Beyond Stigma: How to Take Care of Your Mental Health During National Minority Mental Health Awareness Month

Gray bachground with an African American woman smiling at the camera. on the left of her are the words "Beyond Stigma: How to Take Care of Your Mental Health".

National Minority Mental Health Awareness Month is observed each July to bring awareness to the unique struggles that all communities of color face with mental illness in the United States. With the cultural stigma surrounding mental health care, discrimination, and lack of access to quality mental health care services, it’s more important than ever to recognize and address the unique challenges.  

Our recruiters at KPG Healthcare care about your mental health and if you need any assistance, reach out to your recruiter or anyone on staff. We are always here to help! But if you have other needs or would like to seek more long-term solutions for your mental well-being, below are resources for you to use at your disposal.  

Logo of the National Suicide & Crisis Lifeline with their number to call or text in English or Spanish, 988 in black and white

If you are in immediate distress please call or text the National Suicide and Crisis Lifeline (988), a 24/7 lifeline that provides confidential support to people in suicidal crisis or emotional distress, or 911 

Image of two hands clapsed together forming a heart in black and white with a caption that says "helping your community starts with helping yourself!"
Helping your community starts with helping yourself!

Some great resources for long-term mental health care:

BEAM (Black Emotional and Mental Health) 

“Imagine a world where there are no barriers to Black healing”. That is the world BEAM works to create. They envision a world where there are no barriers to Black Healing dedicated to the healing, wellness, and liberation of Black communities and the intersection of other communities.

They offer training, events, peer-supported spaces, and various wellness tools. There is even a wellness directory to find a virtual black therapist, doula, yoga teacher, mediator, homeopathy, and much more. 

Therapy for Black Men  

Started in New York, this nationwide therapy directory is specifically for Black men and boys who face unique challenges and stigmatization and need a dedicated space for seeking and finding mental health support and targeted resources to strip away stigmatization and ease the process of finding help. Therapy for Black Men offers career counseling, relationship counseling, trauma therapy, and more! 

Therapy for LatinX 

In partnership with MHA and PsychoSocial, it is a database of therapists who either identify as LatinX or have worked in the past with LatinX communities, giving them an understanding of their unique needs and challenges. It works in a similar way to Yelp even providing therapists who work with your insurance! Some of their specific offerings include individual therapy, family therapy, group therapy, couples therapy, sliding-scale therapy, and more! 

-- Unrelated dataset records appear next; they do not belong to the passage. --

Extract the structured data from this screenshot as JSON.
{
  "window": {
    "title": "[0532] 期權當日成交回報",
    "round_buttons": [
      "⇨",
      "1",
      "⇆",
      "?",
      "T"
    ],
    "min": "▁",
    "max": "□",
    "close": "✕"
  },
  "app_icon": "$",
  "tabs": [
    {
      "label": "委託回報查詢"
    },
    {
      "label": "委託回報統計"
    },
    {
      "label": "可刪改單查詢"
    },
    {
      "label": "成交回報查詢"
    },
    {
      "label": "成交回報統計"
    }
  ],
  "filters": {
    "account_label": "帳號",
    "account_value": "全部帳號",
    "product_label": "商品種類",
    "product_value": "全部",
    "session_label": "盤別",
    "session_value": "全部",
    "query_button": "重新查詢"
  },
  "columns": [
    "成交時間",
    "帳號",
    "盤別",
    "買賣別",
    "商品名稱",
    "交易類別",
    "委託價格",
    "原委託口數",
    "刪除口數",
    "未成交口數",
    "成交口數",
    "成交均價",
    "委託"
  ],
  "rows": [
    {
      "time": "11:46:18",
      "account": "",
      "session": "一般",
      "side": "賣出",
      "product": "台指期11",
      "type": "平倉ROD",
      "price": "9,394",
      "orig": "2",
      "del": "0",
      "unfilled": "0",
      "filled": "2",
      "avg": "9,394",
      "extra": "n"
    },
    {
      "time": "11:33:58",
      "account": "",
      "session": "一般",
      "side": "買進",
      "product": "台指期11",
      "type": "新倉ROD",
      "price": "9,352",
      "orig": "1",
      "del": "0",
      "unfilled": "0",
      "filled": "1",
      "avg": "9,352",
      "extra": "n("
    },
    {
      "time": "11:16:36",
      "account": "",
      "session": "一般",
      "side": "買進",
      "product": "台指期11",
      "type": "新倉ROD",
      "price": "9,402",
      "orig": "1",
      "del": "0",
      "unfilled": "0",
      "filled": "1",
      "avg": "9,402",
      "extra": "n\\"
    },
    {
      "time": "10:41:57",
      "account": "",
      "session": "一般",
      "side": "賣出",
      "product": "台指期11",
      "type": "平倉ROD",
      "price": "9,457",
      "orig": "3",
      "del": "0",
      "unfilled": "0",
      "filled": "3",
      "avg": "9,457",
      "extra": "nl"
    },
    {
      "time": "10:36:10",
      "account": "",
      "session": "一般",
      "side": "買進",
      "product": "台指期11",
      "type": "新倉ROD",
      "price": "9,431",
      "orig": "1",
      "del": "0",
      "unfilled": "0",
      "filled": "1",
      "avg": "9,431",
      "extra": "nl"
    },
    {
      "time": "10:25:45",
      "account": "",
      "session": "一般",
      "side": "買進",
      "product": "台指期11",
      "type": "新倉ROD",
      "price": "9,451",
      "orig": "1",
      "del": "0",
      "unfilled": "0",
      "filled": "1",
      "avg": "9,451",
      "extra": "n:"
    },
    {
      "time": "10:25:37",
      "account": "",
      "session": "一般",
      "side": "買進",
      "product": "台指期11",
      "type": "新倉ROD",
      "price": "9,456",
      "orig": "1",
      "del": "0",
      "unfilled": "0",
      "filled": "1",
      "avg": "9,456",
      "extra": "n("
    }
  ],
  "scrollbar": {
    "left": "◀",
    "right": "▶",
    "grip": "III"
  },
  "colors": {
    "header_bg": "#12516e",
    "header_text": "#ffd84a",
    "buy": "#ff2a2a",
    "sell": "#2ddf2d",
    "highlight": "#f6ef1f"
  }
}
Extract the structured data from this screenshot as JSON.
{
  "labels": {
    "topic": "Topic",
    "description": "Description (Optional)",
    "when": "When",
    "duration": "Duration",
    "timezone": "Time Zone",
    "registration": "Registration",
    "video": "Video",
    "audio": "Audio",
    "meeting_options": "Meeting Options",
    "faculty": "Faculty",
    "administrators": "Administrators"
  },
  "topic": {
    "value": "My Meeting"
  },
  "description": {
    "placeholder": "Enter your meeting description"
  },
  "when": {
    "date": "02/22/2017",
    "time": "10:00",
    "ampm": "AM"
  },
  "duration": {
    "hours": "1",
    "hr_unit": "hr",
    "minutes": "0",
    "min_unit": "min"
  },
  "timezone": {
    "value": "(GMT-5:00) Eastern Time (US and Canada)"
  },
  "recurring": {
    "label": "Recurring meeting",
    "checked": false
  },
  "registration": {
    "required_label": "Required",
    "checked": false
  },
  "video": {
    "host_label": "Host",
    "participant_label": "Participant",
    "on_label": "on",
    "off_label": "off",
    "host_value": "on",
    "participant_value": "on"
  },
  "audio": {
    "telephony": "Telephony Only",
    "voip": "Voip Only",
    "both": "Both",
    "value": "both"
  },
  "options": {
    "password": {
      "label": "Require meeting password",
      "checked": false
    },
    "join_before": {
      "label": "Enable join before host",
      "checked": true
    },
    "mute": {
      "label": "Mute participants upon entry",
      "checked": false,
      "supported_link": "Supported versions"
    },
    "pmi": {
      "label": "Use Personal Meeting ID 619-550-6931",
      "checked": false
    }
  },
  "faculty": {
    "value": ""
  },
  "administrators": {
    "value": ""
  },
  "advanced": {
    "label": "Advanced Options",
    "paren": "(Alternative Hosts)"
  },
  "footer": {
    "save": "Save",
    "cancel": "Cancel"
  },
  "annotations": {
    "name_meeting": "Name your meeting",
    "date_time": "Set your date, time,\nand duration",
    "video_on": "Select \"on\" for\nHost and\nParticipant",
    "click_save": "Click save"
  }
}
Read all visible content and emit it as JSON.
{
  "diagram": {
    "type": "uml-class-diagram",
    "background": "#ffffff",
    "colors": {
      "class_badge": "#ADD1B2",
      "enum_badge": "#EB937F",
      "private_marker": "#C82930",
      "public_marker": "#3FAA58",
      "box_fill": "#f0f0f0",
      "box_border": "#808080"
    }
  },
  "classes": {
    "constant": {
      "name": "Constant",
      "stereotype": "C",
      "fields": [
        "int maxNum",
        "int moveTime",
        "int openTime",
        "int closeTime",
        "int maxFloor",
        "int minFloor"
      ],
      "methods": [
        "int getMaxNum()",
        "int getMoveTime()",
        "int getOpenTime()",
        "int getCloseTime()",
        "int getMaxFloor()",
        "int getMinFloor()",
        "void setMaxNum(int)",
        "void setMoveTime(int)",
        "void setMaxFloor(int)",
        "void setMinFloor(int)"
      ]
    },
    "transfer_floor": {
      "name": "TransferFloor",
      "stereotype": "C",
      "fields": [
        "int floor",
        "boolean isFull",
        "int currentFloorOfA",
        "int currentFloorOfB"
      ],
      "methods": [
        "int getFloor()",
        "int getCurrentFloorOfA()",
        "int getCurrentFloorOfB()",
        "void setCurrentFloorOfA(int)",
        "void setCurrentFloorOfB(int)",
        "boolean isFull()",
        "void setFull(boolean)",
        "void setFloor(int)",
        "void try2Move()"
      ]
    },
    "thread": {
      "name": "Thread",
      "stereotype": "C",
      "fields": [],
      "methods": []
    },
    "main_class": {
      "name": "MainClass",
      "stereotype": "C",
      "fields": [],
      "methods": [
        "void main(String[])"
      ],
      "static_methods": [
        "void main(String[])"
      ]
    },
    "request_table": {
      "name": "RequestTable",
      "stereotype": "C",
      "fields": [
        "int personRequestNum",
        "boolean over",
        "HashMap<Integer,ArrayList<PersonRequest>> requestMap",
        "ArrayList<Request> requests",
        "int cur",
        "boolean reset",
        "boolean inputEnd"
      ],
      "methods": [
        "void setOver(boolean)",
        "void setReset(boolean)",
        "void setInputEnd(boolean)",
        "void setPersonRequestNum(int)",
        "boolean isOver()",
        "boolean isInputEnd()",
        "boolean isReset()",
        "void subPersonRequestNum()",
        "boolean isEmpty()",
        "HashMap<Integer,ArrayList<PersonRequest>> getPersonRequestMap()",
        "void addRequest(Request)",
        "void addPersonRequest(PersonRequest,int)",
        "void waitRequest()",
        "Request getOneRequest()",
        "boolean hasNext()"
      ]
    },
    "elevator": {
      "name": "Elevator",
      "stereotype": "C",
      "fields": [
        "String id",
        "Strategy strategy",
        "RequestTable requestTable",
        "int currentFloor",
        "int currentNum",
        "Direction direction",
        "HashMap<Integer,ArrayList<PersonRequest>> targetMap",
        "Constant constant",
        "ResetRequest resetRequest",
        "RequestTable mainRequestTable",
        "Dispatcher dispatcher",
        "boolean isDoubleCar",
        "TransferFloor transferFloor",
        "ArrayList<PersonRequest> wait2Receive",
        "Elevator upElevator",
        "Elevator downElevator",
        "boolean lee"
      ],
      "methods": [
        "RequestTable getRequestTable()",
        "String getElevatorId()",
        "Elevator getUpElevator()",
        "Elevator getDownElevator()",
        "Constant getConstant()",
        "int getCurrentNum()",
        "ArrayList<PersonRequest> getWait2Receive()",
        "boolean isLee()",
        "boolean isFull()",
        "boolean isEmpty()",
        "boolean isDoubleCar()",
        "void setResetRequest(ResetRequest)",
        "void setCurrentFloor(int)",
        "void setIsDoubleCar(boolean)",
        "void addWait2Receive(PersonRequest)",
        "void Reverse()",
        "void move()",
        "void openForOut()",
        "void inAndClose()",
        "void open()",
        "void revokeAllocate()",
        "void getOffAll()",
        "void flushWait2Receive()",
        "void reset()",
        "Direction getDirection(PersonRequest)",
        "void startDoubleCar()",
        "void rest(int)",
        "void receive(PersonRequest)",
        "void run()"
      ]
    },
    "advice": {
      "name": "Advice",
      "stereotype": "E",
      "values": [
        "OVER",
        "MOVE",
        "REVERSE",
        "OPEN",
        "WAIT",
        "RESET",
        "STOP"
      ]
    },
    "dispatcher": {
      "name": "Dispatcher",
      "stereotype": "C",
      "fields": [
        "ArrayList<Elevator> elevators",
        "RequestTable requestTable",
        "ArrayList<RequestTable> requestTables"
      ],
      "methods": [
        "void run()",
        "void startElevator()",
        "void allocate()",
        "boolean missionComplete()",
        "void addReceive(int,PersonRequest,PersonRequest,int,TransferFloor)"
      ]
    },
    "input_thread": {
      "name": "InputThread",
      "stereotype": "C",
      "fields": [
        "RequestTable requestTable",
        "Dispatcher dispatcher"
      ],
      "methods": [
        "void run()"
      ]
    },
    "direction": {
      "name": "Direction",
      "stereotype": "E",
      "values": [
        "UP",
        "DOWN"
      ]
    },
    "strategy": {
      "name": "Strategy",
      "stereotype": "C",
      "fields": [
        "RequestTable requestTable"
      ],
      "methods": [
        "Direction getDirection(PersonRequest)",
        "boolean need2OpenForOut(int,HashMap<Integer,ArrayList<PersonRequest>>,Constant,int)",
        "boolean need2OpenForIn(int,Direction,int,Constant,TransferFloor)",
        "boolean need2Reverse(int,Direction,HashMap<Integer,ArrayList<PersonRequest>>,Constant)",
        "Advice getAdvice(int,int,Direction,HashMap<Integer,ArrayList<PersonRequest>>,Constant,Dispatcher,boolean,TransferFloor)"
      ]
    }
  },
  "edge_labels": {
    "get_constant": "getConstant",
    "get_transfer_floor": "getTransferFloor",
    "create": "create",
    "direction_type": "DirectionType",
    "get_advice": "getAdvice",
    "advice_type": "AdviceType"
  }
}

The Asian Mental Health Collective 

AMHC aspires to make mental health easily available, approachable, and accessible to Asian communities worldwide. Their work is vital to normalizing and de-stigmatizing mental health within the Asian American and Canadian communities as well as hosting a database of Asian therapists in the U.S. and Canada for your specific needs.

While they host events and offer trainings, their “Lotus Therapy Fund” provides individuals with financial support for the equivalent of 8 therapy sessions on a needs-based first come, first served basis with the goal to make psychotherapy as available, accessible, and approachable as possible to the Asian community! 

The National American Indian and Alaska Native MHTTC 

Funded by the Substance Abuse and Mental Health Services Administration, NAIAAN MHTTC is a nationwide organization that works with organizations and treatment practitioners involved in the delivery of mental health services to American Indian and Alaska Native individuals, families, and tribal and urban Indian communities to strengthen their capacity to deliver effective evidence-based and experience-based practices.

They offer a wealth of resources, including K-12, Leadership Academy, COVID-19, LGBTQ/Two-Spirit Wellness, Refugee and Asylum Seeker, Provider Well-Being, and more! 

Image of a person hunched over on the right, a string entangled in their mind and hair and a disembodied hand unraveling it on the leftHotlines for peer support divested from police: 


BlackLine (1-800-604-5841)

Provides a space for peer support, counseling, witnessing, and affirming the lived experiences of people who are most impacted by systematic oppression doing so with an LGBTQ+ Black femme lens. Operating since 2017 they are there to answer messages from anyone who may be in crisis, wants to describe an interaction with law enforcement or vigilantes, or simply needs to talk through an experience. 

Trans Lifeline (1-877-565-8860)

Trans Lifeline is a grassroots hotline and microgrants 501(c)(3) non-profit organization offering direct emotional and financial support to trans people in crisis – for the trans community, by the trans community.  They envision a world where trans people have the connection, economic security, and care, everyone, needs and deserves – free of prisons and police. It is guided by the principles of Peer Support, Community Not Cops, Harm Reduction, Confidentiality & Anonymity, Structural not Pathological, Informed Consent, Autonomy & Self Determination, Equity Not Equality, Dismantling White Supremacy, and Financial Redistribution.